- [ASSIGNMENT]
The answer must consist of each line below that contains the word "modified", copied in full.

======

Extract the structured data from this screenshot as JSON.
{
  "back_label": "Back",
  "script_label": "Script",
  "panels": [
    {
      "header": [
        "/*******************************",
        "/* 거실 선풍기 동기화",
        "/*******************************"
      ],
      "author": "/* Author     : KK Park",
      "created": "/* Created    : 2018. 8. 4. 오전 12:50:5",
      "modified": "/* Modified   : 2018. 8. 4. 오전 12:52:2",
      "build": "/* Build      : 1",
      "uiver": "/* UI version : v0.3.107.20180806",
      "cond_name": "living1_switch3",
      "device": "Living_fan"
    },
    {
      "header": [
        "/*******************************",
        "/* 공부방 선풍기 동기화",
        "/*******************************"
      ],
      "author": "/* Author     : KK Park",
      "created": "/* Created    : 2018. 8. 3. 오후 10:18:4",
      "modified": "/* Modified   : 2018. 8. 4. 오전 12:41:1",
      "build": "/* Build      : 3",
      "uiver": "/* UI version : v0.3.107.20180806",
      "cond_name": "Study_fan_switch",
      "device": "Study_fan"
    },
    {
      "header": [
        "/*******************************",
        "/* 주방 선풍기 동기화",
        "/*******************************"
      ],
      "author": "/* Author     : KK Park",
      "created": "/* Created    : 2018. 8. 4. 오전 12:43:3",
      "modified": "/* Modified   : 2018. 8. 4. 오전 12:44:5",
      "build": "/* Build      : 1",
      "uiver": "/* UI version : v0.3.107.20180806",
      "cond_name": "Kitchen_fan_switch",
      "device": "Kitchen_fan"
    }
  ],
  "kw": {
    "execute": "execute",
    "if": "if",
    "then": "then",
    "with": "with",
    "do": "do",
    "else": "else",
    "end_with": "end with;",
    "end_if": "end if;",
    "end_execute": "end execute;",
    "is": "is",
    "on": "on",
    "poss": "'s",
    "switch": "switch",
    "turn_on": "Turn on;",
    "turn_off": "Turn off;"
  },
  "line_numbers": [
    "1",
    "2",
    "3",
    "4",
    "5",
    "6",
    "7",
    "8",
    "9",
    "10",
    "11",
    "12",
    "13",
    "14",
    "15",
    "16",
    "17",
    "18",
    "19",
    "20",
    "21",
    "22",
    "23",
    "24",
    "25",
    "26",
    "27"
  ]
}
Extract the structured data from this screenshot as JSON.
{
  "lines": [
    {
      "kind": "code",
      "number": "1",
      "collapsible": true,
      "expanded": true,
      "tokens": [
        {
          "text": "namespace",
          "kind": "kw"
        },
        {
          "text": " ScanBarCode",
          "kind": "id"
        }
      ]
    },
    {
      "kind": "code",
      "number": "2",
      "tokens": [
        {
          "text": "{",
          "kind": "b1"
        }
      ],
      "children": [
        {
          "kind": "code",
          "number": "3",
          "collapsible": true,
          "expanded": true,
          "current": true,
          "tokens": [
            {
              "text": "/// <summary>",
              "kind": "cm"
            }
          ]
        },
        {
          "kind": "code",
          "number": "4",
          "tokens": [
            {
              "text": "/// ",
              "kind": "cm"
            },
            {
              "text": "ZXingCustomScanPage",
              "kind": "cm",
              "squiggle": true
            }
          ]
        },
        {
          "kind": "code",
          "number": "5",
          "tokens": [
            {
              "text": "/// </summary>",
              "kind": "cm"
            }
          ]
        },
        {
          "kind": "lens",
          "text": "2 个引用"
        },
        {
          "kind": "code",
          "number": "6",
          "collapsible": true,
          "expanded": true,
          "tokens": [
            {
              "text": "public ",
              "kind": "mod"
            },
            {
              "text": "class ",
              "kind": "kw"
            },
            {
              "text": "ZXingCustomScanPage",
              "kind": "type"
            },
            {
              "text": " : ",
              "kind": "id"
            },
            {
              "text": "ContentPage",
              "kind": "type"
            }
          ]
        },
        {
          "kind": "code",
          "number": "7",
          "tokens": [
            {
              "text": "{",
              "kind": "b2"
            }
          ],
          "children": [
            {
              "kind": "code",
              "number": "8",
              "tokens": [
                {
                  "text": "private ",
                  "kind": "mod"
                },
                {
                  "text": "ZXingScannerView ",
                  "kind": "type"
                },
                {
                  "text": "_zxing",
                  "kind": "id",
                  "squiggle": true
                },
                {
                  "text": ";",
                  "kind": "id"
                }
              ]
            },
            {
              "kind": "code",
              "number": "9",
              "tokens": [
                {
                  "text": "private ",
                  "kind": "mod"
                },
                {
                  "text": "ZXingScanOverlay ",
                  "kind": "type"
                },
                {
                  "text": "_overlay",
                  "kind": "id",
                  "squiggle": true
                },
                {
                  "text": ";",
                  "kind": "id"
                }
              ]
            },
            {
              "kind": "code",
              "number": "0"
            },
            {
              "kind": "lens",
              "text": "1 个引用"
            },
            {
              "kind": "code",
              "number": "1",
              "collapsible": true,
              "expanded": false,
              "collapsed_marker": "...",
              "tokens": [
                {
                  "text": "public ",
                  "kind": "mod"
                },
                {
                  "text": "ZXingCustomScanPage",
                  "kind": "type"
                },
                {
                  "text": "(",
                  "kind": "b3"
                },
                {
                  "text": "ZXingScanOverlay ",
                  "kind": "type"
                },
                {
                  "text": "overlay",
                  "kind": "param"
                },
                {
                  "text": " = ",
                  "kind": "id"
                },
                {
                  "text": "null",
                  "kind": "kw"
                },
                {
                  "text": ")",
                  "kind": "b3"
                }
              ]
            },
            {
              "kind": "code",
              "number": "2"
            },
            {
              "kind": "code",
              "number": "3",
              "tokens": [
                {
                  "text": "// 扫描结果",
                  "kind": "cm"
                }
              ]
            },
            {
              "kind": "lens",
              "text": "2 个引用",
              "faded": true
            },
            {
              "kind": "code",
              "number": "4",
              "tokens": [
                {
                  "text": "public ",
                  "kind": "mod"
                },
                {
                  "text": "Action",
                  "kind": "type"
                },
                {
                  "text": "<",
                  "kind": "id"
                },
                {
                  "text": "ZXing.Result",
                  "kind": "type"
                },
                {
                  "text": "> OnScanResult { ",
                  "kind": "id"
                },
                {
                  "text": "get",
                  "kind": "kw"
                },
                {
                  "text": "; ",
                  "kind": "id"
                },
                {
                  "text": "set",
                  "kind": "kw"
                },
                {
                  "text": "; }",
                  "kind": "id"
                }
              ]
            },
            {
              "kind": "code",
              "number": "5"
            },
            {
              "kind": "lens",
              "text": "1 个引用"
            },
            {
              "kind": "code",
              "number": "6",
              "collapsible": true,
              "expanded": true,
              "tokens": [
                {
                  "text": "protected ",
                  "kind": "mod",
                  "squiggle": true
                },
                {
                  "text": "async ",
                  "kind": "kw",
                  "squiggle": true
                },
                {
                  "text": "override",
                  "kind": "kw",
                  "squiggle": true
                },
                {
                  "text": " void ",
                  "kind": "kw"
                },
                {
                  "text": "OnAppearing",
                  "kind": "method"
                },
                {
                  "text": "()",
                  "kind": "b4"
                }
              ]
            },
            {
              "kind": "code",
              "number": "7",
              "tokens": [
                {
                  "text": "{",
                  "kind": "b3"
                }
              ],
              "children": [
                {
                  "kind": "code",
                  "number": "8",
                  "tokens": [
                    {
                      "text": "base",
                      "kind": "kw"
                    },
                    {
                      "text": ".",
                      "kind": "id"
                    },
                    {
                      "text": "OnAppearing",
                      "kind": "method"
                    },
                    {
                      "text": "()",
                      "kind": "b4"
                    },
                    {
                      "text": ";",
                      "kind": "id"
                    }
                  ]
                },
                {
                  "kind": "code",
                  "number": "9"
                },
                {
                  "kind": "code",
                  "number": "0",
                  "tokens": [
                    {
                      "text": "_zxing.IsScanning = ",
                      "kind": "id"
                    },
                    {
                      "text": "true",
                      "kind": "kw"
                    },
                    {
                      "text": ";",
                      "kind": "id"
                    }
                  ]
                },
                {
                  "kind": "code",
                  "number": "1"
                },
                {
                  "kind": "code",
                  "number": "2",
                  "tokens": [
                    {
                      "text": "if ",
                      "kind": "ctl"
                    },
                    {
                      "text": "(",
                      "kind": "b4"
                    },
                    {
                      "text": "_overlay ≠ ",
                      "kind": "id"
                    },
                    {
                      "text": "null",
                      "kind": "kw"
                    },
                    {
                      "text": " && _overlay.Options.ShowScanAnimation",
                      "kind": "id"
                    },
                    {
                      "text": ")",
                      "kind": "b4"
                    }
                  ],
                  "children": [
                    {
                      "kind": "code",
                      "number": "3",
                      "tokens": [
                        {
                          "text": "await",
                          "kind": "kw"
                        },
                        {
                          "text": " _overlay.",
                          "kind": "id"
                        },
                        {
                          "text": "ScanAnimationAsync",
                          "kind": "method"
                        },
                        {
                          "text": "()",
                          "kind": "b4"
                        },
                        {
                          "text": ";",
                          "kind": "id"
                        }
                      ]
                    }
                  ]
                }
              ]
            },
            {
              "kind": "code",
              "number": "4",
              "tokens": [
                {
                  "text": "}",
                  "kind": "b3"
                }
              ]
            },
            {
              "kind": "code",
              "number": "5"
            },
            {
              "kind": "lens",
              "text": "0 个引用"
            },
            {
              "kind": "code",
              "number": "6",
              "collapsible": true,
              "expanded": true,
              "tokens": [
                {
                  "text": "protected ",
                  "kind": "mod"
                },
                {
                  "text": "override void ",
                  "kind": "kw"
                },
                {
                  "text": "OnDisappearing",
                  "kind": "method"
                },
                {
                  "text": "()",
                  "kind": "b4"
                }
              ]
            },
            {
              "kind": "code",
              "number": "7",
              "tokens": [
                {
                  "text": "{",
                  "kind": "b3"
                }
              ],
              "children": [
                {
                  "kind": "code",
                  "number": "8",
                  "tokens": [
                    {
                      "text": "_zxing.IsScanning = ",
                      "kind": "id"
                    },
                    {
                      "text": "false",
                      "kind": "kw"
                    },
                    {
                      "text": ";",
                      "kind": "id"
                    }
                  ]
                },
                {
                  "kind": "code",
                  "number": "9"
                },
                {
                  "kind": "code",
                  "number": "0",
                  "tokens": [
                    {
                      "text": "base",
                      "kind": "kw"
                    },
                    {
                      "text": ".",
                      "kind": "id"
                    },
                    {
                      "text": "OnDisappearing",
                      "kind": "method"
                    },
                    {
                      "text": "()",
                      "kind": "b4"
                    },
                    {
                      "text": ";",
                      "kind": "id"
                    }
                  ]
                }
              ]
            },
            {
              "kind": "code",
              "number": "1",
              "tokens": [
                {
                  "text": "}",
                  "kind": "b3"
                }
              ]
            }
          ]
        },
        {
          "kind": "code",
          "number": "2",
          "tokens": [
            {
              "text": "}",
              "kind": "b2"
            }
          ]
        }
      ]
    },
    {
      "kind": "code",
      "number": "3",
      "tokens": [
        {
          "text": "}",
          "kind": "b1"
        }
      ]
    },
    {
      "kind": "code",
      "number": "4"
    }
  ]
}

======

- [ANSWER FOR THIS EXERCISE]
      "modified": "/* Modified   : 2018. 8. 4. 오전 12:52:2",
      "modified": "/* Modified   : 2018. 8. 4. 오전 12:41:1",
      "modified": "/* Modified   : 2018. 8. 4. 오전 12:44:5",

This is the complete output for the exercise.